Priorities change as we age and according to new research in terms of health they dramatically differ.
A new survey reveals that young adults want to fit and from aged 35 the key priority is happiness, for the over 55s the main focus is keeping our brain and memory functioning - which stage are you at?
The research among 5,000 men and women conducted by Centrum across the UK, reveals a distinct variation between men and women too. Whilst both sexes agree that being happy is their primary aspiration, women are more focussed on brain health, whilst men want to be fitter.
When it comes to achieving our health aims, there are considerable differences between the sexes and generations. Both men and women are equally consuming more fruit and vegetables than they did 10 years ago, but their reasons for doing so differ greatly.
Young people are most focused on eating healthily with 67% of 18-24 year olds now eating more fruit and vegetables than they did 10 years ago, compared with 57% of the 55+ age group. However, over a third of young people still say they are too busy with work to eat healthily and 63% admit to skipping meals.
One in five men admits their diet has only improved because a partner or relative has encouraged them to make better choices compared to just one in 10 women. For women, getting older has a bigger impact on healthy eating with 67% stating they have tried to be healthier as they age compared to just 59% of men.
Sarah Peachey, UK Medical Manager for Centrum commented, “Centrum’s 30 years of expertise in nutritional science means that we approach our multivitamins in a tailored way and formulate them according to people’s nutritional needs relating to their age, sex and lifestyle.
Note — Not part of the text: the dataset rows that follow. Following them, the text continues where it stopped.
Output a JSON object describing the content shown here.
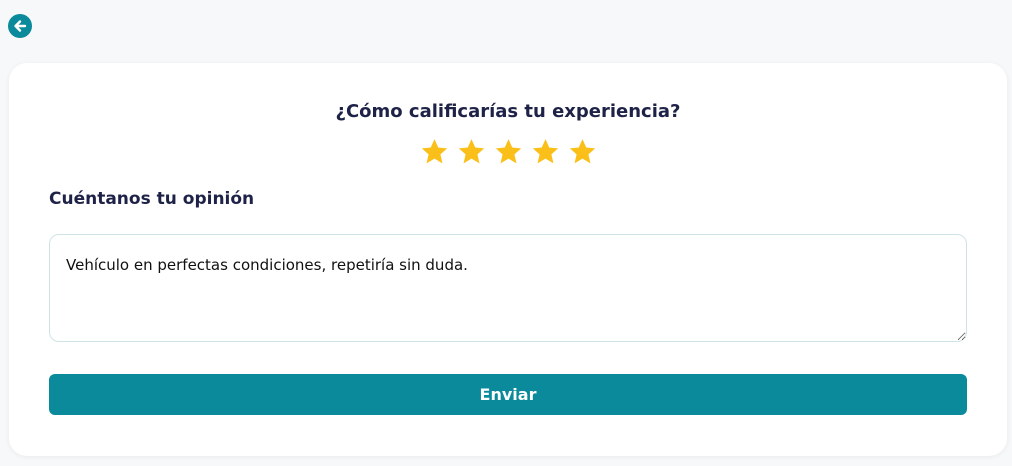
{
  "nav": {
    "back_icon": "arrow-left-icon"
  },
  "rating": {
    "question": "¿Cómo calificarías tu experiencia?",
    "value": 5,
    "max": 5,
    "star_color": "#fbbf1a"
  },
  "feedback": {
    "label": "Cuéntanos tu opinión",
    "value": "Vehículo en perfectas condiciones, repetiría sin duda."
  },
  "actions": {
    "submit_label": "Enviar"
  },
  "colors": {
    "accent": "#0a8a9b",
    "heading": "#1e2247",
    "background": "#f7f8fa",
    "card": "#ffffff"
  }
}
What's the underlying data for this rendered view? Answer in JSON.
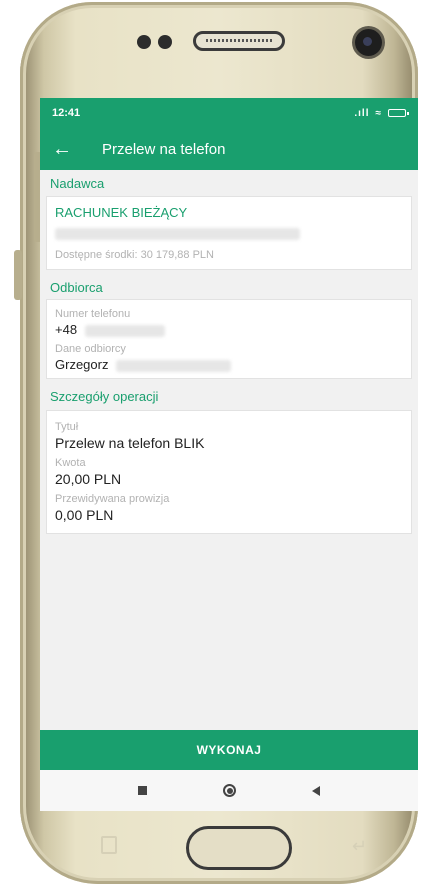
{
  "status_bar": {
    "time": "12:41",
    "signal": ".ıll",
    "wifi": "≈"
  },
  "app_bar": {
    "title": "Przelew na telefon"
  },
  "sender": {
    "section_title": "Nadawca",
    "account_name": "RACHUNEK BIEŻĄCY",
    "available_funds": "Dostępne środki: 30 179,88 PLN"
  },
  "recipient": {
    "section_title": "Odbiorca",
    "phone_label": "Numer telefonu",
    "phone_value": "+48",
    "name_label": "Dane odbiorcy",
    "name_value": "Grzegorz"
  },
  "details": {
    "section_title": "Szczegóły operacji",
    "title_label": "Tytuł",
    "title_value": "Przelew na telefon BLIK",
    "amount_label": "Kwota",
    "amount_value": "20,00 PLN",
    "fee_label": "Przewidywana prowizja",
    "fee_value": "0,00 PLN"
  },
  "actions": {
    "execute_label": "WYKONAJ"
  },
  "colors": {
    "brand": "#199f6e",
    "background": "#f1f1f1"
  },
  "icons": [
    "back-arrow-icon",
    "signal-icon",
    "wifi-icon",
    "battery-icon",
    "recent-apps-icon",
    "home-icon",
    "nav-back-icon"
  ]
}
With this research however, we wanted to go beyond physiological requirements and understand people’s emotional motivations for taking care of themselves and how those change with age and between the sexes.”
Despite the younger generation making the biggest improvement in healthy eating, the 55+ group still feel they have the best diet to suit their age and lifestyle. 45% think their diet provides all the nutrients they need, compared to just 28% of 25-34 year olds.
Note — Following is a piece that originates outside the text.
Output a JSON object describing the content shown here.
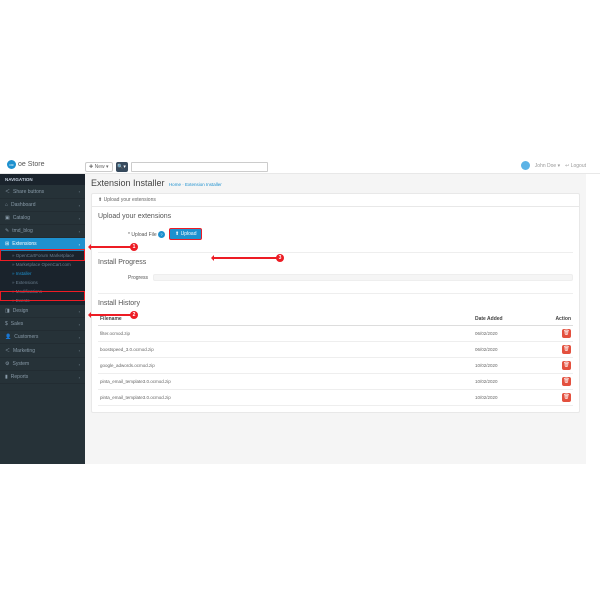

This might be explained by the fact that when food shopping, only 15% of the over 55s say nutrition is their main focus when meal planning, whereas 18-24 year olds clearly prioritise eating cheaply.
As a nation, happiness topped our health and wellbeing goals and surprisingly, the nation is less concerned with what they weigh, and set more on being fit and maintaining healthy brain function as they age.